The health care industry in Minnesota is experiencing a record-high number of job vacancies.
That’s according to a bulletin sent Monday by Minnesota’s Department of Employment and Economic Development (DEED). The figures included in the report come from DEED’s job vacancy survey, which was conducted in the second quarter of 2021 — before many vaccine mandates took effect.
Although staffing shortages have long been common in the health care industry, the problem has significantly worsened as the COVID-19 pandemic has dragged on.
Vacancies are affecting health care institutions in every region of Minnesota. In central Minnesota, for instance, the demand for practitioners and technical and support workers is “off the charts.”
There are an estimated 2,645 job vacancies in these fields — 700 more vacancies than the previous peak in 2016 and more than double the available jobs at the beginning of the pandemic.
In northeast Minnesota, there were more than 4,500 openings as of the second quarter of 2021. That’s a full 35% of all job openings in the region.
Health care vacancies in northwest Minnesota have also increased by 65% since the second quarter of 2019. For several years there were usually 1,100 to 1,400 job openings each year, but that figure is now at an estimated 3,300.

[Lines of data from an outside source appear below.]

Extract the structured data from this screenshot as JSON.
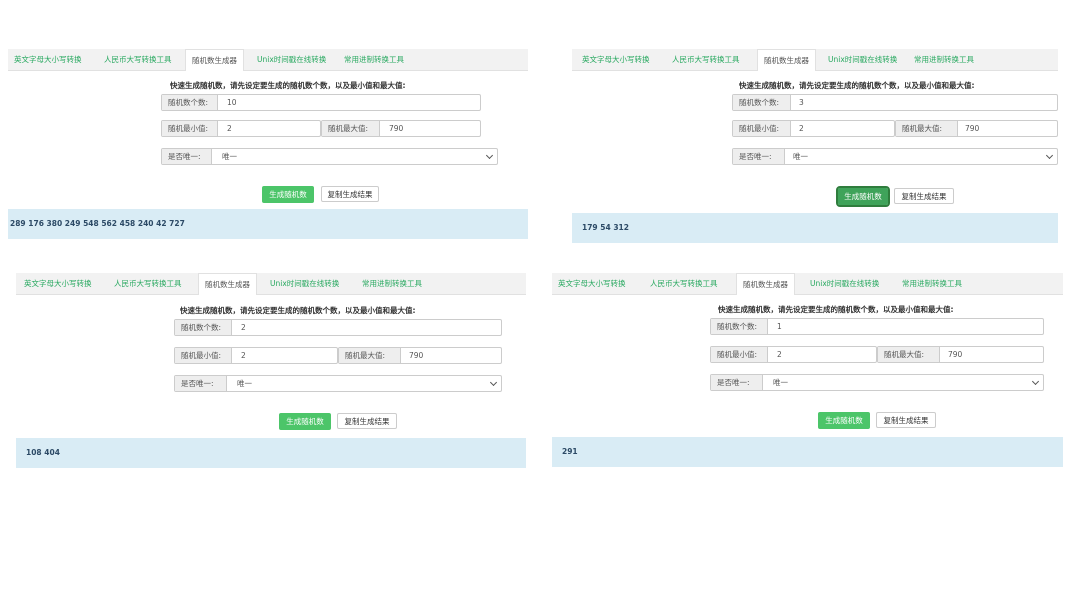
{
  "tabs": [
    "英文字母大小写转换",
    "人民币大写转换工具",
    "随机数生成器",
    "Unix时间戳在线转换",
    "常用进制转换工具"
  ],
  "form": {
    "hint": "快速生成随机数，请先设定要生成的随机数个数，以及最小值和最大值:",
    "count_label": "随机数个数:",
    "min_label": "随机最小值:",
    "max_label": "随机最大值:",
    "unique_label": "是否唯一:",
    "unique_value": "唯一",
    "generate_button": "生成随机数",
    "copy_button": "复制生成结果"
  },
  "panels": [
    {
      "count": "10",
      "min": "2",
      "max": "790",
      "result": "289 176 380 249 548 562 458 240 42 727"
    },
    {
      "count": "3",
      "min": "2",
      "max": "790",
      "result": "179 54 312"
    },
    {
      "count": "2",
      "min": "2",
      "max": "790",
      "result": "108 404"
    },
    {
      "count": "1",
      "min": "2",
      "max": "790",
      "result": "291"
    }
  ]
}
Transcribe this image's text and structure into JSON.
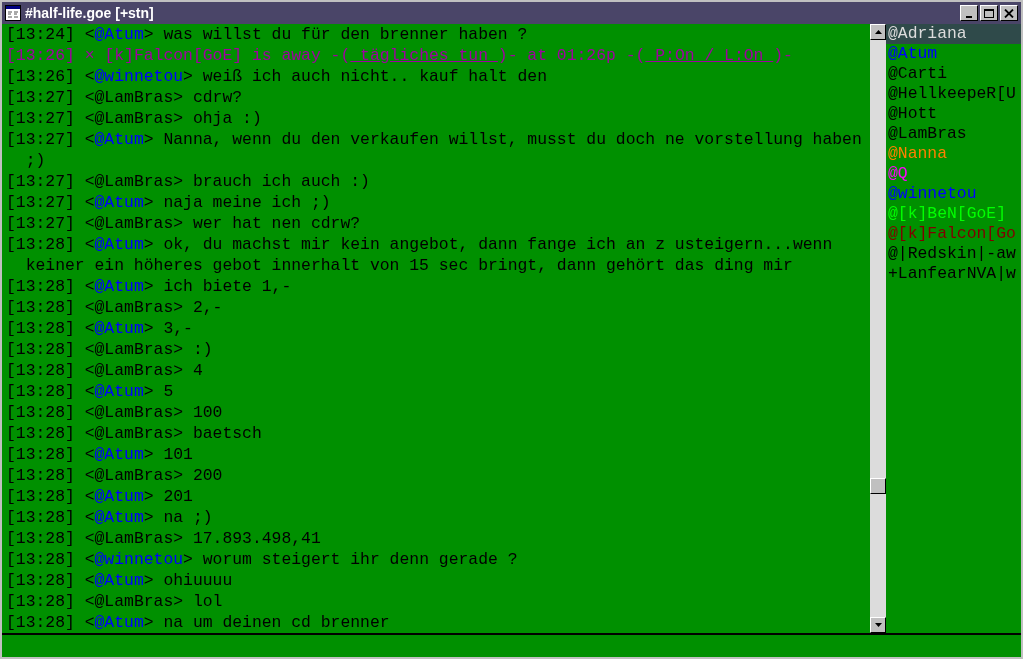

As for southwest Minnesota, the demand for health care workers remains high “but has started to stabilize after peaking in the fourth quarter of 2020,” according to DEED. There are still 2,700 job openings in the region — up 245% from the second quarter of 2019.
The region’s previous high occurred in the fourth quarter of 2020, when roughly 3,700 positions were looking to be filled.
“There has never been a greater need for such workers in the region. In fact, the number of vacancies jumped by more than 35% (6,000 vacancies) between the previous record high in 2020,” DEED says of the Twin Cities metro region, which has an estimated 23,000 job vacancies.
Observers consider the strain and stress of long hours and COVID restrictions a significant factor in health care staffing shortages — an issue affecting the United States in general, not just Minnesota.
Likely making the issue worse is the widespread implementation of COVID vaccine mandates by Minnesota health care employers. This past November, a group of current and former employees at Northfield Hospital and Clinics filed a lawsuit over their employer’s ostensibly blanket denial of religious and medical exemptions to the vaccine.
“The Hospital … offered one religious exemption to an employee for a particular job which it was finding difficult to fill. When that employee rejected the proffered exemption and quit, the Hospital, on information and belief, offered the same exemption to another employee, but only on the condition that the employee accept the job in question,” reads the complaint.
More than 150 nurses from hospitals across the state said they feared retaliation for opposing vaccine mandates in a lawsuit filed in September. Similar lawsuits have been making their way through the courts throughout the country, and the U.S. Supreme Court is scheduled to hear challenges to two of President Joe Biden’s vaccinate mandates later this week.